Close

Joey Sam's story

Joey grew up in a ‘criminal-minded’ family in the 1970s in Queensland. His parents separated because of drug use and criminal activities. Joey stayed with his mother but she was often in hospital for an ongoing medical condition and he was in and out of foster care.

His mother re-married but her new partner was violent. As a result, Joey was bounced from family member to family member, never staying very long and always getting into trouble.

‘It sort of like pushed me away a little bit from my family.’

His schooling was affected, partly because he was bullied about his mother’s medical condition and his criminal family.

‘Teased a lot at school … which led to violence at lunchtime. I almost got expelled.’

Instead of remaining in the state school system, Joey was supported to attend a suburban Brisbane Catholic primary school. The priest arranged for Joey’s schooling to be funded. The church was on the school premises and the priest lived next door to the school.

Joey was sexually abused by the priest in the priest’s house and in the back of the church.

‘The first time was, he got me to get an erection to tell me how tall I’d grow. Being a nine-year-old kid … I fell for it.’

‘Father there paid for my schooling and bought us all … stuff … I sort of acted out a bit there because the priest was fiddling with me and grooming me. He groomed other kids as well.’

The priest often took Joey and a number of other children on shopping trips into the city and bought school uniforms.

‘I think back now to that class [composite 4 and 5 class] - there was other kids in that class who had to be getting molested or groomed. Had to be.’

Joey found the school culture tough and felt that everyone knew he was a ‘charity kid’ and that he was targeted because of it. At this time he stole some money and was caught by his stepfather.

‘I ended up getting bashed … my stepfather bashed me pretty badly … and then he took me to school and seen the headmistress and they thought it would be a grand idea for me to show my bare arse to my class mates, all the bruising, for show and tell … and explain why I received such a belting – I stole money. As a result of that … I had to see a psychiatrist.’

The sexual abuse continued and he did try to tell his mother about the sexual abuse but she just said ‘Are you kidding?’ Joey stopped engaging with school completely.

‘I dropped out of school after Grade 8, missed most of Grade 5 … taught myself [reading and writing].’

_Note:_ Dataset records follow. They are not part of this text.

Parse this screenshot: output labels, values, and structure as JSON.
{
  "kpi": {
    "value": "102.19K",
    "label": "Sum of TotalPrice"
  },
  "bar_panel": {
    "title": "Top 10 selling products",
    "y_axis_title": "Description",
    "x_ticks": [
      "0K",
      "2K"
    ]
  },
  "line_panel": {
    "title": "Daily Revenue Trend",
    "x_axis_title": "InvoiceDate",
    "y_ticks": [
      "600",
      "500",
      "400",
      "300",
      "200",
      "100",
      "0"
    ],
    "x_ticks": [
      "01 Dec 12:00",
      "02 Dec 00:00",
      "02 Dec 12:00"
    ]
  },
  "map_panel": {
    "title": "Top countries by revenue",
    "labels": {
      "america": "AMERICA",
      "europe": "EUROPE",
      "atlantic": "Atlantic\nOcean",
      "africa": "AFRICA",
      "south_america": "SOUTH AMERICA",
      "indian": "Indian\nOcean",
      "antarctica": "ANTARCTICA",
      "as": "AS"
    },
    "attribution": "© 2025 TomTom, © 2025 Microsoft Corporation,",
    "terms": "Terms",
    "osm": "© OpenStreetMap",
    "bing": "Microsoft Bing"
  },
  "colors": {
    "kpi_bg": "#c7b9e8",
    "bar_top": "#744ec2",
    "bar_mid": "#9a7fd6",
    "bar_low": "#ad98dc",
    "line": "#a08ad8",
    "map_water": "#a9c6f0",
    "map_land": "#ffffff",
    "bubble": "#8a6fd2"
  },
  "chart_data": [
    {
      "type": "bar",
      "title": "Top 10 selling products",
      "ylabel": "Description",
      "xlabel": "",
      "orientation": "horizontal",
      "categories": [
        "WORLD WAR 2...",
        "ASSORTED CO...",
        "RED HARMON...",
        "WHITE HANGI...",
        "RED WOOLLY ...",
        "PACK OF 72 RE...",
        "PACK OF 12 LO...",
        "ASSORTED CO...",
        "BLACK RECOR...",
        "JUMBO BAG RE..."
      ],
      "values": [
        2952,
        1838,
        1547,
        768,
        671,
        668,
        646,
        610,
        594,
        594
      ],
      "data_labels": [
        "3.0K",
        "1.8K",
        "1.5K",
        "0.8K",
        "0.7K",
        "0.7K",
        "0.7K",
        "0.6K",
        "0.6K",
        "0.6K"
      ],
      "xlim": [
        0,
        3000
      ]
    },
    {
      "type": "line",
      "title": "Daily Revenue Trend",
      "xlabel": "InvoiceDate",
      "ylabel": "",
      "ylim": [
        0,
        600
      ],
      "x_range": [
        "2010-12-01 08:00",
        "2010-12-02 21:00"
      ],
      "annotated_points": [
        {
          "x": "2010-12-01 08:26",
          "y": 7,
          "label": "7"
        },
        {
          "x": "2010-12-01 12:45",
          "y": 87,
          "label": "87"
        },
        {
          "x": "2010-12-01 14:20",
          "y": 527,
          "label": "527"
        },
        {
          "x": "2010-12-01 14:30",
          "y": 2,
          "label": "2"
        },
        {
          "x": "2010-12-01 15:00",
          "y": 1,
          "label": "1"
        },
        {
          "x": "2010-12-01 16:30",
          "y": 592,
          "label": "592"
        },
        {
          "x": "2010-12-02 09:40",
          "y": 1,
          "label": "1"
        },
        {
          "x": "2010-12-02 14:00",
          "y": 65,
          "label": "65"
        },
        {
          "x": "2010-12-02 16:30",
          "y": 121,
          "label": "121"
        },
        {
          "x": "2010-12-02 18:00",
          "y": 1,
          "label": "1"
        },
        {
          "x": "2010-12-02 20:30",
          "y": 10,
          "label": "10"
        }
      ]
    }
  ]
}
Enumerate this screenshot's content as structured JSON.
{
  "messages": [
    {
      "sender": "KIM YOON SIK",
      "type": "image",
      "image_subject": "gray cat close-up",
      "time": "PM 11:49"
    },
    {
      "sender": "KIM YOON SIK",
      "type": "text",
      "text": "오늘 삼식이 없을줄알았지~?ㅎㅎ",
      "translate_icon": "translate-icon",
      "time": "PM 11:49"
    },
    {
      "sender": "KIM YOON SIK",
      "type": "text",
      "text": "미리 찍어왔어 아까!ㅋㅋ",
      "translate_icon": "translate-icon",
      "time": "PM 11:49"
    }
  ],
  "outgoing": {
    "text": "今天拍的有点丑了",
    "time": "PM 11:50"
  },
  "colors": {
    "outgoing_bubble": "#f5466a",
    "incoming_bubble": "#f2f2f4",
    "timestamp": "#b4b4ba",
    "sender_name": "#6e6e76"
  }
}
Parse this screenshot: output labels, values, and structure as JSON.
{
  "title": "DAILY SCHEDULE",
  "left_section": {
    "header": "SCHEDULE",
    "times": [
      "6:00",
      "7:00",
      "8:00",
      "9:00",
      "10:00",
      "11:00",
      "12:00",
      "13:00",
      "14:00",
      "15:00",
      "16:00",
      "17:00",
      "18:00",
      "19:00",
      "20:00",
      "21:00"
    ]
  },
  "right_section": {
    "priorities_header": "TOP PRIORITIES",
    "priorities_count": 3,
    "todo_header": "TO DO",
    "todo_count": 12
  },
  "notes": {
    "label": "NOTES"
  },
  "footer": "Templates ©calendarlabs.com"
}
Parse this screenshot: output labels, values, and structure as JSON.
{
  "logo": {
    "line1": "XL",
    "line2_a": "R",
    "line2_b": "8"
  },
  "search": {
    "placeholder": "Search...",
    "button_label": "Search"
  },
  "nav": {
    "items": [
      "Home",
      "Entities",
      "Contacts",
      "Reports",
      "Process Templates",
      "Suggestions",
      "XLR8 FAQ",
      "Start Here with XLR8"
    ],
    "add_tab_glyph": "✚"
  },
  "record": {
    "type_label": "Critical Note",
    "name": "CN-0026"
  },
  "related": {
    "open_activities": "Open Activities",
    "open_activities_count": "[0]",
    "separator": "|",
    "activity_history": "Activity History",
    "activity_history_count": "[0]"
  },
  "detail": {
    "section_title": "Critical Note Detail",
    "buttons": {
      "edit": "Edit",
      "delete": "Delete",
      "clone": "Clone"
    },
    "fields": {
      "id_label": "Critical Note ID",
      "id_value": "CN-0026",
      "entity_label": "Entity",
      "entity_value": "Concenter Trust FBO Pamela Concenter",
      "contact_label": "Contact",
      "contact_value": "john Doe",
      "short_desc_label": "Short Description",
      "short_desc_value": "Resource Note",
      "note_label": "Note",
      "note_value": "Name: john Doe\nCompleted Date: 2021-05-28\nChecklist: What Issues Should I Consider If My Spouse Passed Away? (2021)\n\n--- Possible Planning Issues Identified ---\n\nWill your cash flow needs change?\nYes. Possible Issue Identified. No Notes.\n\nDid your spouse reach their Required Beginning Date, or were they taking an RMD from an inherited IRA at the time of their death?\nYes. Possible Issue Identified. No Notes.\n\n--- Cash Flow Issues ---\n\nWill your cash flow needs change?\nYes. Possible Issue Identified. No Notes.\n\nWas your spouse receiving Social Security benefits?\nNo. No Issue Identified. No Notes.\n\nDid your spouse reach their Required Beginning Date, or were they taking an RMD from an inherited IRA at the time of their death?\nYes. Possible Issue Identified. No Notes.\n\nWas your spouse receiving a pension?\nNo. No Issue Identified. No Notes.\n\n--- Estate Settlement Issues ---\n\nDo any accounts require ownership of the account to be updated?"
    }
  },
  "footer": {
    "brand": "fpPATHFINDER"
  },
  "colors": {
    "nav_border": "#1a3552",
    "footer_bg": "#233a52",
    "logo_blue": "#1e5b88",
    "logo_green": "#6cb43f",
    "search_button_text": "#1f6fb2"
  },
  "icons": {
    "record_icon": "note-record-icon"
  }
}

When he was 17 years old he went into juvenile detention for drug use and stealing. He spent six weeks in a juvenile remand centre and found the environment terrifying.

‘When I got there, they … stripped me down, threw all this white stuff all over me and put me in the shower … then they sit you on a little table … and I got king-hit … from someone … I told a staff member and they thought it was a [great] joke … called a ‘snitch’.

This nickname travelled with Joey throughout his remand and stigmatised him amongst the inmates.

‘I had to fight other kids because the staff [called me] a “snitch” the whole time I was there.’

He quickly realised too, that there was sexual abuse occurring in the centre.

‘They put me in a dorm with two other kids. The younger kid there was getting abused by the older kid … being made to sit in a cupboard, perform oral sex on him … it was pretty atrocious.’

Joey has been in and out of jail for the rest of his life.

‘My rap sheet is pretty much petty crime and drugs. Petty crime was to get drugs.’

Joey used drugs to avoid thinking about his childhood and his abuse but has now been clean for over three years. He has received some compensation from the Queensland Government in 2006 and approached the Catholic Church’s compensation scheme, Towards Healing, to report his sexual abuse by the priest.

‘And pretty much, they pretty much just said, “Oh, how about we pray and forgive [our] old mate.” That’s a hurtful thing …’

He has been diagnosed with obsession compulsive disorder and post-traumatic stress disorder, and he gets very little sleep because of flashbacks and anxiety.

Joey understands now that when he began at the Catholic school he was a young, vulnerable person who had lived through years of instability in his life. He has begun to deal with his sexual abuse and encourages other survivors to begin to talk about their abuse too.

‘I don’t think people can change their thought processes or their behaviour, drinking and drugs, until they come to terms with it [sexual abuse] … Until they come to terms with it and talk about it … it helps change that thought pattern and their behaviour changes.’

‘[In jail] I found peace and drugs. When I was out it was drugs … [Now] my biggest motivation is I’ve got a daughter who is 24 … who is screaming at me that she needs me out there.’

Joey believes that juveniles (anyone aged 18 years or below) in detention need to be kept completely separate from adult jail or long-term adult inmates and treated with respect. He would also like to see less reliance on an individual’s juvenile record when, or if, they enter the adult prison system.

‘I really try hard to put trust in people. I still get burnt but I try. I tell myself that’s not me. That’s not the person I am. You can trust me.’

Content updating Updating complete